Government policy is for the sale of all new cars and vans to be effectively zero emission by 2030. An increasing number of vehicles exempt from Fuel Duty and a continuation of the Fuel Duty escalator freeze will mean that Fuel Duty will likely raise significantly less than it does at present by the end of the next decade.
Due to these changes, the taxation of roads will need to be future-proofed.
ICE has explored this issue, producing a policy paper in 2019 that examined the practical, technological, social, political and regulatory challenges of establishing a ‘pay as you go’ (PAYG) model for the Strategic Road Network.
YouGov polling on behalf of ICE in September 2018 found that 47% of British adults would support a PAYG model if it replaced both VED and Fuel Duty, with just 23% opposed.
The same polling found that nearly 50% of British adults would support the introduction of PAYG if it meant more money would be spent improving and maintaining local roads.
However, updated polling from January 2021 shows that public support has decreased; 40% of GB adults would support a PAYG model if it replaced both VED and Fuel Duty, with 28% opposed. However, this means that support still outweighs opposition.

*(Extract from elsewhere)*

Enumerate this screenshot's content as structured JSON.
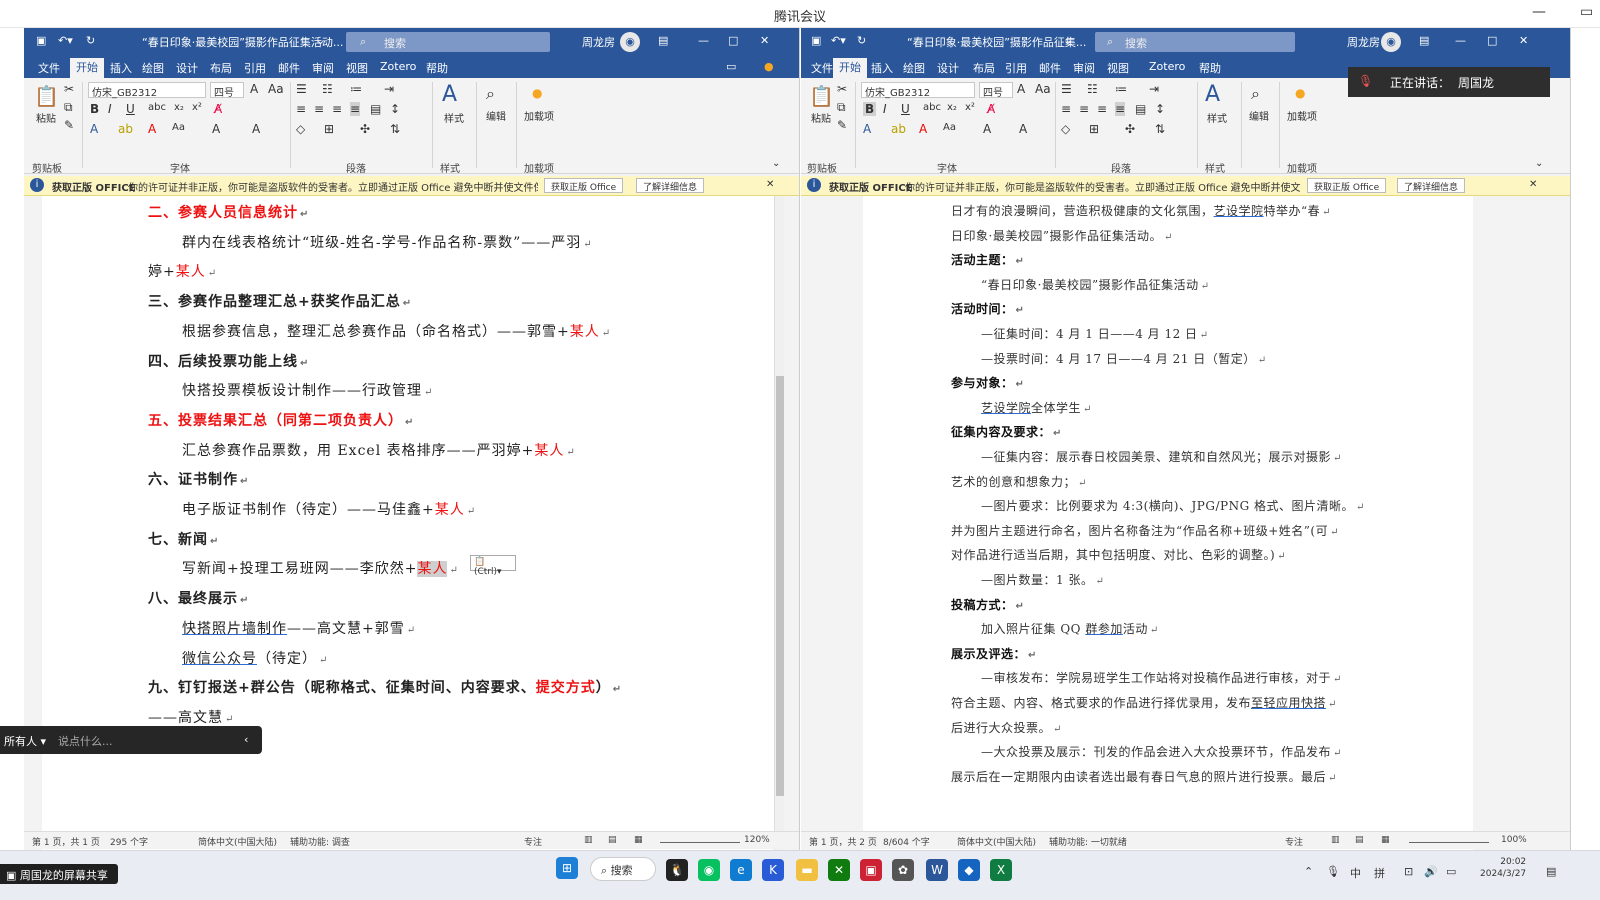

These results show that there is some public support for a PAYG system that is coupled to clear and tangible benefits, particularly on improved maintenance and condition of roads, and if there was no overall increase in the tax burden.
It is clear that, whatever the policy option pursued, there is a pressing need to bring the public along on the journey to a net zero transport system and clearly explain the rationale, benefits and indeed disbenefits where applicable.
ICE submission to the Transport Committee inquiry on zero emission vehicles and road pricing
Content type: Policy
Last updated: 17/01/2023